Is old age worth the trouble? Depends who you talk to. With the sciatica and the heart trouble and erectile dysfunction and, “oy, my aching back,” sometimes life feels like quantity, not quality.

“The Geriatrical Theatrical,” a new concoction by playwright John Fenn and composer/lyricist Drew Jansen, mashes together some ideas into an underbaked hash aimed to uplift the chronologically enriched. It’s being produced by theatreAEON at the Plymouth Playhouse.

“Geriatrical” has a vaudeville feel, taking place in the Casino of Life. Claudia Wilkens plays a character named Ailments and deals cards of fate — muscle spasms, heart attacks. Occasionally, she softens with a moment of relief.

She drifts in and out while Louie Leonard (Richard Ooms) crabs incessantly about his advancing aches and pains, much to the chagrin of his chipper brother, Phil (Phil Ross), and Phil’s wife, Marian (Dee Noah). Phil and Marian want Louie to join them in a senior cooperative and maybe even perform in their musical revue. Of course Louie joins by the end of the show, but there is so much crankiness and complaining and trauma leading up to the denouement that it’s difficult to enjoy it.

Jansen accompanies on the piano, with one foot in the story as Louie’s son and another in the casino as an entertainer.
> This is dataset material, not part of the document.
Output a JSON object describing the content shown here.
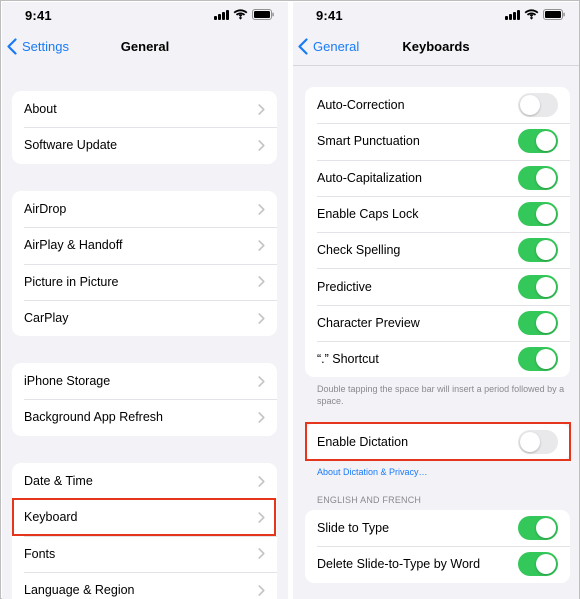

He has written a few poignant songs, including one that he sings about his father’s connection to autos and his good memories of riding around with Dad.

Those nice moments notwithstanding, “Geriatrical” lacks heart and charm. Bain Boehlke directs with efficiency and focuses on individual moments, but he can’t change the nature of the show. Fenn’s scenario never feels real in a way that might make us care about the characters; nor is it profound enough to provoke existential questions. There’s not enough meat on the bone to get involved, and what is there is flavorless.

The cast works hard to make something of it. Noah and Ross, old veterans of Chanhassen Dinner Theatres, still have lovely voices. Ooms does that crotchety thing quite well, and Wilkens can handle any situation.

Fenn’s impulse was admirable — preaching the gospel that life can blossom even when the flower has wilted. His creation, however, doesn’t follow through on those good intentions.